About this exercise: All that is asked is a faithful reproduction of the entries.

Dataset records:
::::::::::

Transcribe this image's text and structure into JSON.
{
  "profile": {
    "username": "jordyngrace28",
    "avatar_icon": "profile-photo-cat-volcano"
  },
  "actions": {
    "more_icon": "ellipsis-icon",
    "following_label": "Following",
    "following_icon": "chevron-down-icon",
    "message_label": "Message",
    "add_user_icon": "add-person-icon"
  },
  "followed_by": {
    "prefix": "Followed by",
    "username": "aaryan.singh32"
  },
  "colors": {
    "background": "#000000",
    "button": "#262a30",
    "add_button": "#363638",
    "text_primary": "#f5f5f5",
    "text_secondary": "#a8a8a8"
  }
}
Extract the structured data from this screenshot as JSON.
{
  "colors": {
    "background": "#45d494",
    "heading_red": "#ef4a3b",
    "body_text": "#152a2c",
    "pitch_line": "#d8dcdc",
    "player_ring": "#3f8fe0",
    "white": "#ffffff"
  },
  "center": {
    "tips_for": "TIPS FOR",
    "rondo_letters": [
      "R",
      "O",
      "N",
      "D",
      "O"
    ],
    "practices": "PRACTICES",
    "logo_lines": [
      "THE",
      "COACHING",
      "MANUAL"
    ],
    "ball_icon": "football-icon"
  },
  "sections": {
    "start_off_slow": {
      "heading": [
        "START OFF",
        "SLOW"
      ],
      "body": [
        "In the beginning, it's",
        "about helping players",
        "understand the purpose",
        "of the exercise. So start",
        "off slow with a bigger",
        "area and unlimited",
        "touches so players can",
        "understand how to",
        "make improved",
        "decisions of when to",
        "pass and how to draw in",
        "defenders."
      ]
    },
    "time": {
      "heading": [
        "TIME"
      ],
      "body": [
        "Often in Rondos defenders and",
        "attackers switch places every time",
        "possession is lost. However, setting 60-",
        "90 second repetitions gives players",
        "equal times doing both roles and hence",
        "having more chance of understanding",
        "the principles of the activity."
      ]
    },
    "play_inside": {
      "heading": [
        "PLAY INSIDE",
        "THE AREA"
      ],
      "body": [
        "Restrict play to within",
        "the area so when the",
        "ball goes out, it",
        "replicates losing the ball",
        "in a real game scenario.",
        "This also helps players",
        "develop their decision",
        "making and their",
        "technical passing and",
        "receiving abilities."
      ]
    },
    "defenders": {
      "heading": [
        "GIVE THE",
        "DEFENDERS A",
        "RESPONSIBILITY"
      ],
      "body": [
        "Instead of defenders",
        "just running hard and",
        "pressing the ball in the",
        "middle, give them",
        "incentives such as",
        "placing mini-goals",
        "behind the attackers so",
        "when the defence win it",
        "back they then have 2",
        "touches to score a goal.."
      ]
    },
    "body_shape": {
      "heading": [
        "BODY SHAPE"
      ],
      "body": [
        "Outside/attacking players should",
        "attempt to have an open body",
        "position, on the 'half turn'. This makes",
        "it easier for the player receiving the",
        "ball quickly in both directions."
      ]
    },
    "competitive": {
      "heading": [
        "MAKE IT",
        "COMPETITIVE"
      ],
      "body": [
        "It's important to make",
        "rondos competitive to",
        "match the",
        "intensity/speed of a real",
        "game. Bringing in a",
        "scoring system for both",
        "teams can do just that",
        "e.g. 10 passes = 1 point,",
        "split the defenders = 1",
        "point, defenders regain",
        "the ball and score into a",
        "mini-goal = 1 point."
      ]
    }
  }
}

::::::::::

Exercise answer:
Transcribe this image's text and structure into JSON.
{
  "profile": {
    "username": "jordyngrace28",
    "avatar_icon": "profile-photo-cat-volcano"
  },
  "actions": {
    "more_icon": "ellipsis-icon",
    "following_label": "Following",
    "following_icon": "chevron-down-icon",
    "message_label": "Message",
    "add_user_icon": "add-person-icon"
  },
  "followed_by": {
    "prefix": "Followed by",
    "username": "aaryan.singh32"
  },
  "colors": {
    "background": "#000000",
    "button": "#262a30",
    "add_button": "#363638",
    "text_primary": "#f5f5f5",
    "text_secondary": "#a8a8a8"
  }
}
Extract the structured data from this screenshot as JSON.
{
  "colors": {
    "background": "#45d494",
    "heading_red": "#ef4a3b",
    "body_text": "#152a2c",
    "pitch_line": "#d8dcdc",
    "player_ring": "#3f8fe0",
    "white": "#ffffff"
  },
  "center": {
    "tips_for": "TIPS FOR",
    "rondo_letters": [
      "R",
      "O",
      "N",
      "D",
      "O"
    ],
    "practices": "PRACTICES",
    "logo_lines": [
      "THE",
      "COACHING",
      "MANUAL"
    ],
    "ball_icon": "football-icon"
  },
  "sections": {
    "start_off_slow": {
      "heading": [
        "START OFF",
        "SLOW"
      ],
      "body": [
        "In the beginning, it's",
        "about helping players",
        "understand the purpose",
        "of the exercise. So start",
        "off slow with a bigger",
        "area and unlimited",
        "touches so players can",
        "understand how to",
        "make improved",
        "decisions of when to",
        "pass and how to draw in",
        "defenders."
      ]
    },
    "time": {
      "heading": [
        "TIME"
      ],
      "body": [
        "Often in Rondos defenders and",
        "attackers switch places every time",
        "possession is lost. However, setting 60-",
        "90 second repetitions gives players",
        "equal times doing both roles and hence",
        "having more chance of understanding",
        "the principles of the activity."
      ]
    },
    "play_inside": {
      "heading": [
        "PLAY INSIDE",
        "THE AREA"
      ],
      "body": [
        "Restrict play to within",
        "the area so when the",
        "ball goes out, it",
        "replicates losing the ball",
        "in a real game scenario.",
        "This also helps players",
        "develop their decision",
        "making and their",
        "technical passing and",
        "receiving abilities."
      ]
    },
    "defenders": {
      "heading": [
        "GIVE THE",
        "DEFENDERS A",
        "RESPONSIBILITY"
      ],
      "body": [
        "Instead of defenders",
        "just running hard and",
        "pressing the ball in the",
        "middle, give them",
        "incentives such as",
        "placing mini-goals",
        "behind the attackers so",
        "when the defence win it",
        "back they then have 2",
        "touches to score a goal.."
      ]
    },
    "body_shape": {
      "heading": [
        "BODY SHAPE"
      ],
      "body": [
        "Outside/attacking players should",
        "attempt to have an open body",
        "position, on the 'half turn'. This makes",
        "it easier for the player receiving the",
        "ball quickly in both directions."
      ]
    },
    "competitive": {
      "heading": [
        "MAKE IT",
        "COMPETITIVE"
      ],
      "body": [
        "It's important to make",
        "rondos competitive to",
        "match the",
        "intensity/speed of a real",
        "game. Bringing in a",
        "scoring system for both",
        "teams can do just that",
        "e.g. 10 passes = 1 point,",
        "split the defenders = 1",
        "point, defenders regain",
        "the ball and score into a",
        "mini-goal = 1 point."
      ]
    }
  }
}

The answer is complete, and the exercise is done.